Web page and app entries
■ ■ ■ ■
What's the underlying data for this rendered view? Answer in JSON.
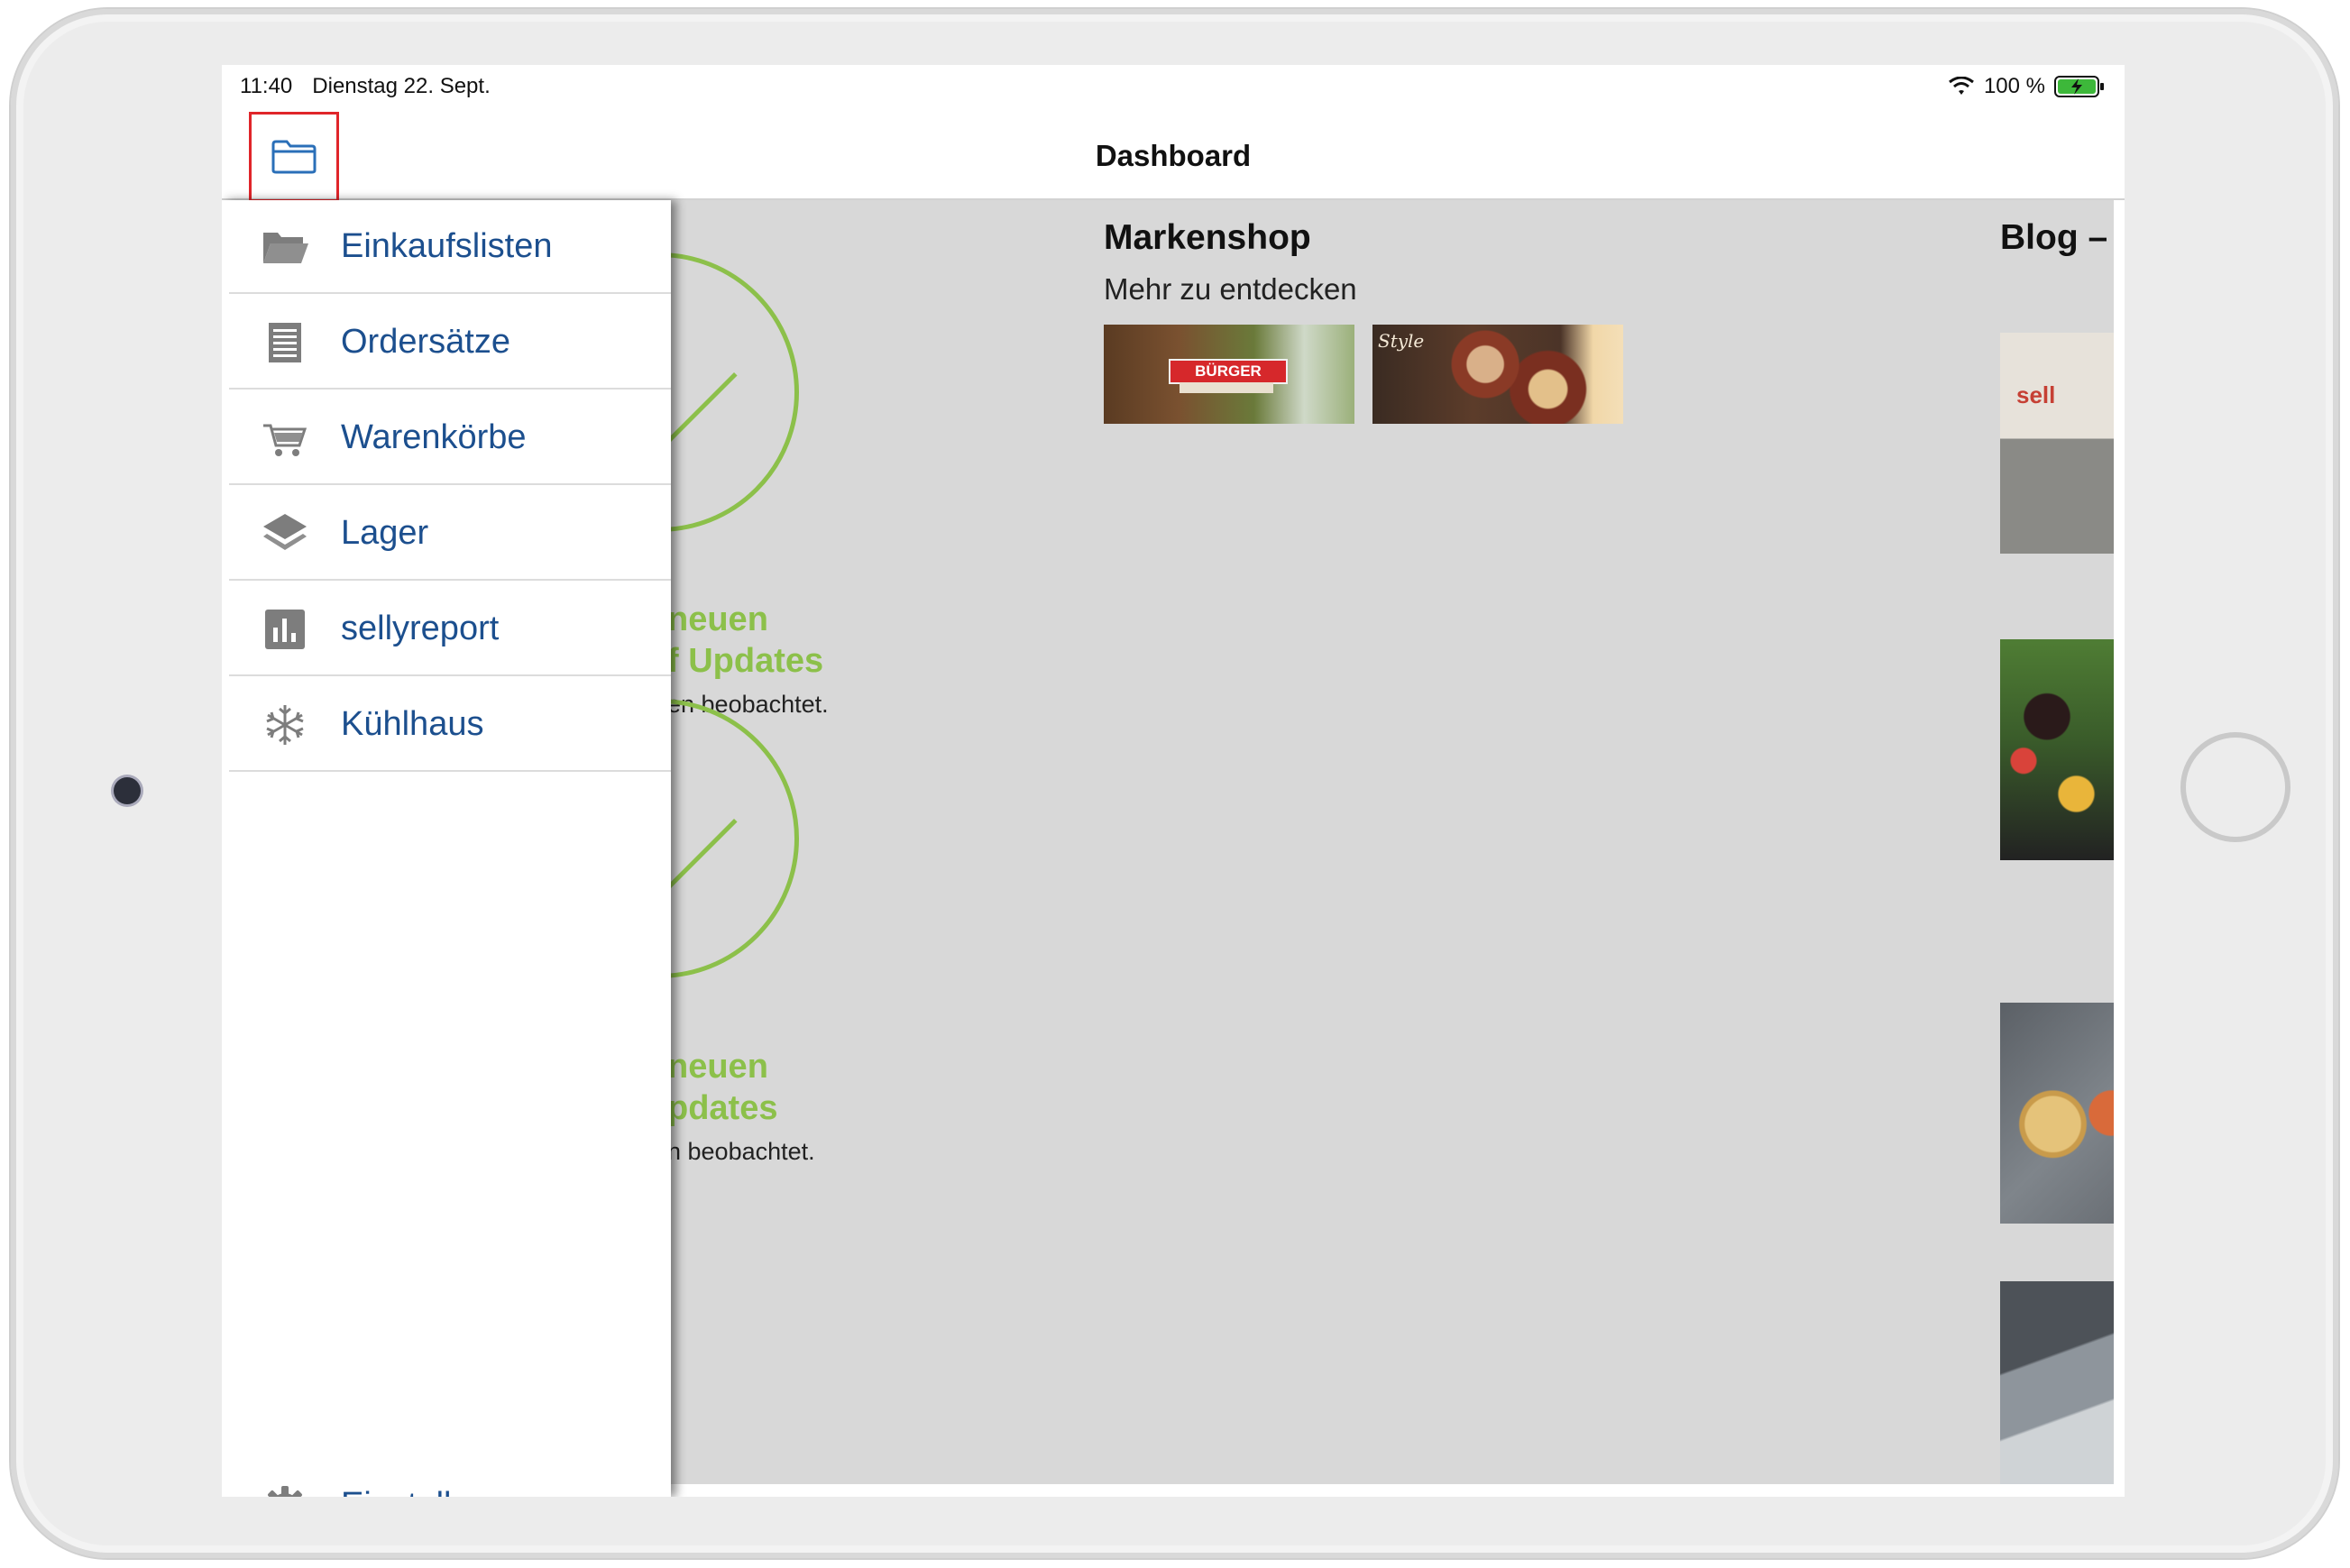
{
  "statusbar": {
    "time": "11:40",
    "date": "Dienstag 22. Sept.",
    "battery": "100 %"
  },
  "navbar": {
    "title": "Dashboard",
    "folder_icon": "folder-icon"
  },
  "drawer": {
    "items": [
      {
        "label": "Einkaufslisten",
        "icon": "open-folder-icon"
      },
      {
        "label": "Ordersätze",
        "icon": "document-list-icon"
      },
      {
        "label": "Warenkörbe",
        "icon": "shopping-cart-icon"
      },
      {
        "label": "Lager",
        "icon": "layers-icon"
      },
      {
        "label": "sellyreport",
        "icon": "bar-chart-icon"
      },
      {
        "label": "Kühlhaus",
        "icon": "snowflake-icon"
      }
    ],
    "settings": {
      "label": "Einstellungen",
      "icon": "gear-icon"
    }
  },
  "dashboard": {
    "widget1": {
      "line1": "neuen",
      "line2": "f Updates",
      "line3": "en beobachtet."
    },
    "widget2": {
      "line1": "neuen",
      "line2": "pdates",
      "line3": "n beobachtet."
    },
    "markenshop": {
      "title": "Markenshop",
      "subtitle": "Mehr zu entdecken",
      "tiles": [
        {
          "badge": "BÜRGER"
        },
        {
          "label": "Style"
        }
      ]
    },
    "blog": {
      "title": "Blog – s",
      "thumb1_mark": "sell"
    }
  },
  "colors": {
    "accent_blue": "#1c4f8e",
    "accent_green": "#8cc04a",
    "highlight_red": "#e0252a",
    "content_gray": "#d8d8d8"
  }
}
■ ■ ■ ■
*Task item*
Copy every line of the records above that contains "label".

*Solution to this task*
        "label": "Einkaufslisten",
        "label": "Ordersätze",
        "label": "Warenkörbe",
        "label": "Lager",
        "label": "sellyreport",
        "label": "Kühlhaus",
      "label": "Einstellungen",
          "label": "Style"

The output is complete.